Alaska’s controversial HAARP facility closed - will it come back online?
Source: alaskadispatch.comAlaska’s High-Frequency Active Auroral Research Program (HAARP) has drawn its fair share of conspiracy theories over the years, as it sits in Gakona, an array of antennas intended to heat the Earth’s ionosphere and study the effects. Fringe thinkers have tenuously linked HAARP to everything from the 2011 Japanese Earthquake to mind control and hurricanes.
But if there are no major earthquakes or bizarre global weather events in the coming weeks or months, the folks at HAARP may have some explaining to do -- the facility has apparently been shuttered since June, the power turned off as HAARP waits for a hoped-for change in contractors to operate the facility.
HAARP is a government-owned facility, primarily overseen by the U.S. Air Force, though the Defense Advanced Research Projects Agency (DARPA) funds a number of grant projects there. The project was previously managed by the Air Force Research Laboratory at Hanscom Air Force Base in Massachusetts, but is currently overseen by a research unit at Kirtland Air Force Base in Albuquerque, N.M. after the Hanscom unit was moved in 2011.
The closure was first reported by the Amateur Radio Relay League on Monday. An article there quoted Dr. James Keeney, who now helps manage the HAARP project at Kirtland Air Force Base, as saying “Currently the site is abandoned. It comes down to money. We don’t have any.”
Dr. Keeney, reached by phone Wednesday morning, would not comment further for this story.
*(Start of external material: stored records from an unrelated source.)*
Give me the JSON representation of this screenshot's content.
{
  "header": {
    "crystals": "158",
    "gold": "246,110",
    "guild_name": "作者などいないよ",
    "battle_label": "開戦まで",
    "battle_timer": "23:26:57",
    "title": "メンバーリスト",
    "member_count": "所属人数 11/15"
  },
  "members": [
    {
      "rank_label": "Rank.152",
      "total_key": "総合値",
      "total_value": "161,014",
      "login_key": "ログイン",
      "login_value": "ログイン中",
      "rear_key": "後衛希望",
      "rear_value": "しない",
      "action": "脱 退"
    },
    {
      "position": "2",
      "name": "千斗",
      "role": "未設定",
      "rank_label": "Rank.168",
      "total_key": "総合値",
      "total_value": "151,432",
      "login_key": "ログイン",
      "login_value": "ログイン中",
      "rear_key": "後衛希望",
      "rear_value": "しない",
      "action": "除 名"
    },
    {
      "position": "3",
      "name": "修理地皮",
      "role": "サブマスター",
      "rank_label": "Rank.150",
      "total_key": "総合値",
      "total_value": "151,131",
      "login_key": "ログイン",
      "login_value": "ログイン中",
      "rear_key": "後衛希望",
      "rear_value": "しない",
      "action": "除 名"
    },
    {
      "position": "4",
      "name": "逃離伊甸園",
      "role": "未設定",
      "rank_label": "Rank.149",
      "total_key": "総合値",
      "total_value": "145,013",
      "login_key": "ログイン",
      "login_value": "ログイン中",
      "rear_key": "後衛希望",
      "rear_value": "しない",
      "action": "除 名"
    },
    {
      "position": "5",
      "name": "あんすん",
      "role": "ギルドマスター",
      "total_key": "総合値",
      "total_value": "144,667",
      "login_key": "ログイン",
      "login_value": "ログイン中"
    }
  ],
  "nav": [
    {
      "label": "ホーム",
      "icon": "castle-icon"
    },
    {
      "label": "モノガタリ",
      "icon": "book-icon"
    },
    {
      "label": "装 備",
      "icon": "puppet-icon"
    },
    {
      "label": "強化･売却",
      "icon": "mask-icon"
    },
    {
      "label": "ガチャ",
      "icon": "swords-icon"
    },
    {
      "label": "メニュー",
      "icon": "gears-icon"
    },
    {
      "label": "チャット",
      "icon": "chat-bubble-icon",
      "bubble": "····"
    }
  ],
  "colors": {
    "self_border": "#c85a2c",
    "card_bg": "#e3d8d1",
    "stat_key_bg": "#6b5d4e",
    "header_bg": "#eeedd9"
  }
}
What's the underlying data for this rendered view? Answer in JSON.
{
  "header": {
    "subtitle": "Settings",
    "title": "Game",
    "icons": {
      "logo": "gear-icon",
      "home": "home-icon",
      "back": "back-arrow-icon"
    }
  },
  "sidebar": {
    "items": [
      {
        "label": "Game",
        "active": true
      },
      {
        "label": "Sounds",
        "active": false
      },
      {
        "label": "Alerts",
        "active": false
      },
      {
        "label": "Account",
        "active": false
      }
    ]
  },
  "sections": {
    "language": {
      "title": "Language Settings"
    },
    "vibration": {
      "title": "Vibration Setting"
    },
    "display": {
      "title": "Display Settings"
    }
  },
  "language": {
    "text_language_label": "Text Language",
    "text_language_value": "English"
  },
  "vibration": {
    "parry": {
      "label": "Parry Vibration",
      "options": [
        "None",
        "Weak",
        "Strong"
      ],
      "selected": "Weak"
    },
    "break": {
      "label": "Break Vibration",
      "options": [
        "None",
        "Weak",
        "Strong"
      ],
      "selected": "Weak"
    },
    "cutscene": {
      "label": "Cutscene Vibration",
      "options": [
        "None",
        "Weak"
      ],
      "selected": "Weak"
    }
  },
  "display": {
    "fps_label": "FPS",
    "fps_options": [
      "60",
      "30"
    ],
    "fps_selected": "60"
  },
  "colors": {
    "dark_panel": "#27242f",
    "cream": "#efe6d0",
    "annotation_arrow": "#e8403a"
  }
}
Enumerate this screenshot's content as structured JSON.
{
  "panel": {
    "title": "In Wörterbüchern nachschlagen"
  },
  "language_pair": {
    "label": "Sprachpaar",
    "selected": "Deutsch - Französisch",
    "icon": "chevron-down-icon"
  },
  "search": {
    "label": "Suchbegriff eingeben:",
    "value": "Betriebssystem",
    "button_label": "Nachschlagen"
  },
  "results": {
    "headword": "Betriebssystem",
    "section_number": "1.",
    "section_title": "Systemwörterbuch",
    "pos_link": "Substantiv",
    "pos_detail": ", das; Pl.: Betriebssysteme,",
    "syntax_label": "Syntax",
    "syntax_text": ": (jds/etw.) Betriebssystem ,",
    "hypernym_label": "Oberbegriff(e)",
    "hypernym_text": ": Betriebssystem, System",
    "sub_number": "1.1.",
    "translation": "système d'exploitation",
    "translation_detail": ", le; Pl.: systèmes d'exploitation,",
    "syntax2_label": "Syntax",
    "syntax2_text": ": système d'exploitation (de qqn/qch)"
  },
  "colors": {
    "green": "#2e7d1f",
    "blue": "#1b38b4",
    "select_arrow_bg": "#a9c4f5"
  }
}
Researchers with the University of Alaska Fairbanks, a frequent collaborator on HAARP studies, were able to independently confirm that the facility was indeed closed -- the power and internet are currently off and the facility is unmanned.
The HAARP website was also offline as of Wednesday.
The shutdown is reported to be only a temporary one, with the facility having been shuttered sometime between late May and mid-June.
Read the full article at: alaskadispatch.com